Ohio’s next biennial budget and how to advocate
Governor DeWine’s State of the State address tonight will include his budget proposals on mental health, children’s services, education, and affordable housing. Here’s a link to the recording of the Rev. Nick Bates’ webinar on how to advocate on the state budget. The passcode is @@@8Sc0j Bates, a Lutheran deacon and executive director of Hunger Network in Ohio, is a lawyer, budget expert, and leader in interfaith social justice advocacy at the Ohio Statehouse. Note – it takes a few seconds for the recording to begin.
Householder trial and the ongoing costs of HB 6 to Ohio ratepayers
The federal racketeering trial of former Ohio House Speaker Larry Householder began last week before US District Judge Timothy Black in Cincinnati, but was put on hold because of bad weather and a juror’s testing positive for Covid. An excellent update Jan. 31 from the Ohio Capitol Journal says that conviction will depend on the prosecution convincing the jury that Householder performed an official act in exchange for massive bribes totaling $61 million from FirstEnergy and other utilities. The Supreme Court threw out a major public corruption conviction in a Virginia case six years ago saying that actions by the convicted official did not meet the test of being an official act. The General Assembly passed HB 6 in 2019, following dark money contributions Householder channeled to help allies get elected and to become Speaker.
The Ohio Capital Journal posts updates on this case at its public corruption link, including a story by Morgan Trau “Ohioans continue paying for House Bill 6 Scandal as Householder’s corruption trial presses on.” Trau reports the Ohio Consumer Council’s analysis that ratepayers are being billed at least $150 million a year for subsidies for two obsolete coal-fired plants. These subsidies were added to HB 6 to win the support of investor-owned utilities. Trau also cites a Jan. 17 Washington Post story on how dark money powered the passage of Ohio’s 2022 HB 507 to designate natural gas as “green energy” and allow drilling leases on state lands to bypass the usual public review needed to get a permit.
Health Policy Institute of Ohio report and Feb. 16 webinar on air pollution and health
The Health Policy Institute of Ohio has just published a policy brief on Outdoor Air Pollution and Health reporting our status as the 46th worst US state for outdoor air pollution. They cite HB 6 and SB 52 as factors because these bills artificially prop up fossil fuels and hamper the expansion of renewable energy. The report cites fossil fuels as a source of the state’s high exposure to fine particulates, contributing to the state’s poor maternal and child health, rates of lung and heart cardiovascular disease, and cancer.
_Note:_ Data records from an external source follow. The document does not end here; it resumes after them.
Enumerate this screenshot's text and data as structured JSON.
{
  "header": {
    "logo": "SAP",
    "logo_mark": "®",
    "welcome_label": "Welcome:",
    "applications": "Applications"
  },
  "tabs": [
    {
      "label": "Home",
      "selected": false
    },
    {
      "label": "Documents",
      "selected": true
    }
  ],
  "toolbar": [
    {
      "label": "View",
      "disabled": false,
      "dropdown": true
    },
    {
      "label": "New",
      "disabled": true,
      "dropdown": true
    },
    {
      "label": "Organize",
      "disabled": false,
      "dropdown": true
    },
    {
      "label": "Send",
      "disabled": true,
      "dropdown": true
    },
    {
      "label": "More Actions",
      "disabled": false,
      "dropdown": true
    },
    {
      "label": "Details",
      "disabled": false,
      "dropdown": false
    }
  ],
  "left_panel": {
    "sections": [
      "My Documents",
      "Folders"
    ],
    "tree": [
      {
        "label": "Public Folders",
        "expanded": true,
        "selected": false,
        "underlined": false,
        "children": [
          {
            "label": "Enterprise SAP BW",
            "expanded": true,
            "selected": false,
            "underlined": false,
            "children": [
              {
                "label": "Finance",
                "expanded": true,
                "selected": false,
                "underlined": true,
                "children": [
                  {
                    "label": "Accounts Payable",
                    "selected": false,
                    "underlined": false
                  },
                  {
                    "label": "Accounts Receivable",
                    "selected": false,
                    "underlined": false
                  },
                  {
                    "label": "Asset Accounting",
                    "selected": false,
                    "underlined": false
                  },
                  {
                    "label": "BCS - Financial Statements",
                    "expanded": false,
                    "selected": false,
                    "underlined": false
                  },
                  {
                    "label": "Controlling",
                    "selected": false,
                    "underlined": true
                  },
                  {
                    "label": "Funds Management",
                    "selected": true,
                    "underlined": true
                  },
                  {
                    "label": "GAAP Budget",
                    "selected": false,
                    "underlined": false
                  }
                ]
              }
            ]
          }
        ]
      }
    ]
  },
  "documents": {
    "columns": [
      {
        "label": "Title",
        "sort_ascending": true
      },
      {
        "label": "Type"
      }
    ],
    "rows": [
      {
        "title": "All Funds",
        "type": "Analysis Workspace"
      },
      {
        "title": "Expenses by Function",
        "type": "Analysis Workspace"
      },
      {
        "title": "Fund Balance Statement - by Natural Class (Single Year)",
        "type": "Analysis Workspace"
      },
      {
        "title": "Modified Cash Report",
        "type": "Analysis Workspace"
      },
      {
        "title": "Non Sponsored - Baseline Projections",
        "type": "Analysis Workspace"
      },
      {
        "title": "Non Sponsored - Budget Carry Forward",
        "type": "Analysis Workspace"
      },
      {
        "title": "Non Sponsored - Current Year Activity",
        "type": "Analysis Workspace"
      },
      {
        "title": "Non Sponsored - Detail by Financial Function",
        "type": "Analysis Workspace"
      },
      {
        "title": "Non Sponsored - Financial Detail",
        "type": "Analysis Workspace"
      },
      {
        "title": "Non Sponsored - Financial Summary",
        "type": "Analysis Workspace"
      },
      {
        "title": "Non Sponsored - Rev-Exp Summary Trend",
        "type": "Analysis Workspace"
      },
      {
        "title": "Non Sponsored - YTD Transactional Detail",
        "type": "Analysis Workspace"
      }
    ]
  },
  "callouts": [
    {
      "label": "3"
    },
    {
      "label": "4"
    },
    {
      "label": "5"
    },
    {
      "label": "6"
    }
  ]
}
Fine particulate exposure is especially high in Central and Western Ohio, with exposures in Hamilton County the highest.
HPIO notes research that this kind of pollution may increase risk of cognitive impairment such as dementia HPIO recommends restoring the state’s renewable energy portfolio standards, killed by HB 6. It also lists effective local policy actions, including a shout-out to Cincinnati. HPIO is giving a webinar on Outdoor Air Pollution and recommended policy changes, on Feb. 16 from 1-1:30 pm. Register here.
DACA recipients and those eligible wait as cases drag on in federal courts
The Ohio Capitol Journal published a sobering overview of the slow progress of DACA suits in federal courts, with a Supreme Court ruling unlikely before the summer of 2024. The article spotlights the pain of two 20-year old twins, both in college, who filed their applications a day apart to prevent confusion. One sister was approved, allowing her to work legally in the US. The other’s case is on hold following the decision by US District Judge Andrew Hanen in Texas which stopped the government from accepting new applications while lawsuits challenging the DACA program wend through the higher courts. This story will help inform your prayer and advocacy.
Advocacy briefings are compiled by Ariel Miller, a longtime community advocate and member of Ascension & Holy Trinity, Wyoming. Connect with her at firstname.lastname@example.org